Comments about ‘Up to 300,000 Utahns qualify for tax subsidies for health insurance premiums’

Return to article »

Published: Wednesday, Nov. 6 2013 5:35 p.m. MST

  • Oldest first
  • Newest first
  • Most recommended

This article uses tax credit and subsidy interchangeably. They are two very different things, a subsidy is a direct payment, a tax credit is a reduction in taxes payable. For those who pay no taxes due to a lack of income, a tax credit is worthless. I suspect that the use of tax credit is erroneous, and that subsidy is the correct word in this context. Will the author please explain what he meant when using the term tax credit? Please?

USS Enterprise, UT

To "pragmatistferlife" no, it has everything to do with the ACA. As my company was cutting back on medical benefits they clearly stated that they were doing so to gain compliance with the ACA.

You say that "17% of GDP, 40 million sucking off of the others" is bad, but what has changed? With the ACA we now pay twice for those people when they get sick. First we pay for their insurance, then we have to pay their deductables because they couldn't afford to pay anything in the first place.

As for the "millions losing coverage once they get sick, and sub standard results is not acceptable" we now have millions losing coverage because of a law. Plus, that is a myth perpetuated by liberals. The fact is that most companies have provisions to cover people with pre-existing conditions. Many have a waiting period before they cover those conditions, but you could get insurance.

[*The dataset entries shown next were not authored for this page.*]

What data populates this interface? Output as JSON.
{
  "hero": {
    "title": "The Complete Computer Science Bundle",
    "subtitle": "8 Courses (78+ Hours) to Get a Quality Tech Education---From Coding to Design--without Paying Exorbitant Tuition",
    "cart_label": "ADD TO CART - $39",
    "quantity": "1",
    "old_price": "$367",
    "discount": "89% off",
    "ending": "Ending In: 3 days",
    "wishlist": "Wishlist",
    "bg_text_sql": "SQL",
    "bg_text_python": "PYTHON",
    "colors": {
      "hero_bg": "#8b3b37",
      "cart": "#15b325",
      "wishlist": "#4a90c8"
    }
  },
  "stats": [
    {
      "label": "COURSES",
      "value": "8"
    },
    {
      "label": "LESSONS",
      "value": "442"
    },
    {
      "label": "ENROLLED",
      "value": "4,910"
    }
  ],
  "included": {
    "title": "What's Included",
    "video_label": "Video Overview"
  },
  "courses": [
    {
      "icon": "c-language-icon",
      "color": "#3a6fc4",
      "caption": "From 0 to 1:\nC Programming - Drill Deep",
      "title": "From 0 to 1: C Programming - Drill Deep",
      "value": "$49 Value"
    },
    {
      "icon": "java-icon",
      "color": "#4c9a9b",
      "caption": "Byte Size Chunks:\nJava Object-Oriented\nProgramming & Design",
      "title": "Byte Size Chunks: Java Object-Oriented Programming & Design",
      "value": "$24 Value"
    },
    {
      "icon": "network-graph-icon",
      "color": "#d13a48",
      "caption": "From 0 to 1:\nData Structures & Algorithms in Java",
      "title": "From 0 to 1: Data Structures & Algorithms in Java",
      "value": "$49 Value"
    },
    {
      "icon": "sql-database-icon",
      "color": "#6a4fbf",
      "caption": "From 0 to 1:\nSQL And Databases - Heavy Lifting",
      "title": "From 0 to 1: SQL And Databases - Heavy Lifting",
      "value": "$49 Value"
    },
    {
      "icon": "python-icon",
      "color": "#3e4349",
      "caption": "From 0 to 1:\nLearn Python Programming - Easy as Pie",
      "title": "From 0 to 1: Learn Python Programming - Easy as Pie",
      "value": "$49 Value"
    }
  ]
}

For those that were deemed uninsurable there was a law made in 1996 that required states to establish a high risk pool.

The ACA did nothing, except increase dependance on government and make insurance cover less while costing more.

to comment

DeseretNews.com encourages a civil dialogue among its readers. We welcome your thoughtful comments.
About comments